  3. Technology has had a significant impact — both good and bad — on the sound recording landscape. Clearly, the traditional mechanisms for selling sound recordings have been severely impacted by unauthorized filesharing facilitated by technology. It has not only cut deeply into the retail sales marketplace, it has also impacted the value of music and the prices that musicians can charge for recordings. However, technology has also led to an explosion of legal, licensed music services and given individual musicians the ability to experiment with bundling options and variable pricing in ways that would have been nearly impossible 15 years ago. Also, emerging technologies have led to the development of new revenue streams — digital performance royalties, in particular — which are steadily becoming a noticeable source of income for an increasing number of recording artists.

The Value of Sound Recordings: from a non-issue to a new puzzle

Sound recordings are an income stream of varying relevance, depending on a number of factors.

For some musicians, questions about income from sound recordings are simply “not applicable.” Our research pool included hired-gun session players, salaried orchestra players and composers who write music for film and TV. Because they are paid a flat fee, salary or commission for their performance or creative output, their income is not directly tied to recorded music sales.

For others, it is one revenue stream of many (see all 42 possible revenue streams here).

And for others still, income from sound recordings is a shifting puzzle. Faced with the near ubiquity of recorded music, they are using any means possible — technological and otherwise — to extract value from their work, whether it’s limited edition vinyl, variable pricing or specialty box sets.

Sound recordings are valuable for many musicians, serving as an artifact of creativity that can not only earn money, but be used to leverage other income sources, from live performance money, to merchandise, to radio airplay, to synchs. These recordings will remain an important part of the ecosystem for years to come; what will change is the delivery mechanisms, the licensing structures and the pricing.

Technology has simultaneously decimated some revenue streams and facilitated entirely new ways of making money from music that were unimaginable even five years ago. Now that platforms like Spotify, YouTube, Rhapsody and Pandora are maturing and reaching more of the listening public, musicians will continue to debate the questions about how to comfortably participate in this marketplace. Artist Revenue Streams is a benchmarking effort, designed to get a snapshot of these changes from the perspective of musicians themselves so we can have substantive conversations about musicians’ earning capacity, now and in the future.

Kristin Thomson is a social researcher, organizer, guitarist, and indie record label owner. She is co-director of Future of Music Coalition‘s Artist Revenue Streams project.

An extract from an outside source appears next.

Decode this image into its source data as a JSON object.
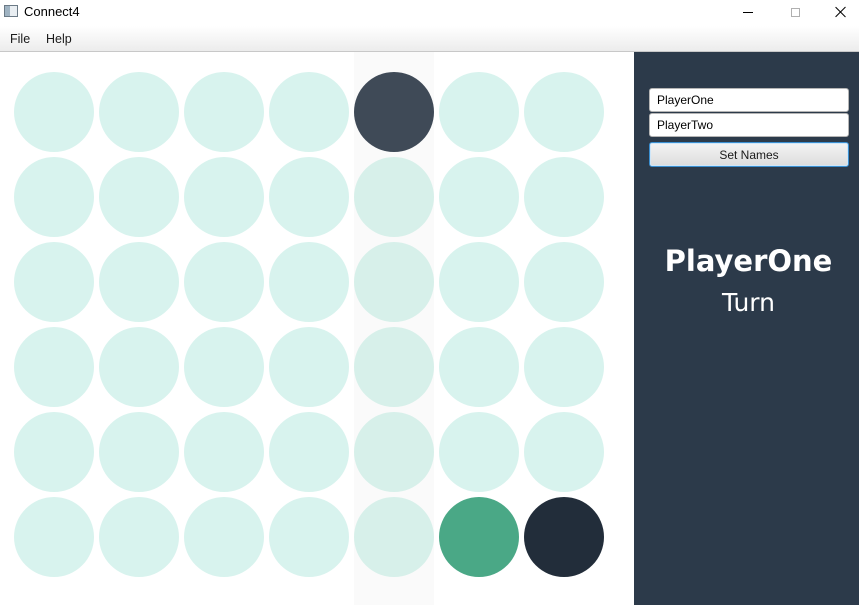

2 replies »

  1. Oh…I love the information here, but even more so, I feel like I would need someone to hold my hand through attempting to fill out paperwork, remember numbers, and passwords to reap money through the new music busniness methods. I guess that is why I am on the no show list with revenue. This info – great to know, but for most stereo-typical artists, I am sure appears to be so scientific, accountant-ty, and business-y. I do music so as to cure the twitching in my eye, not enhance it… 🙂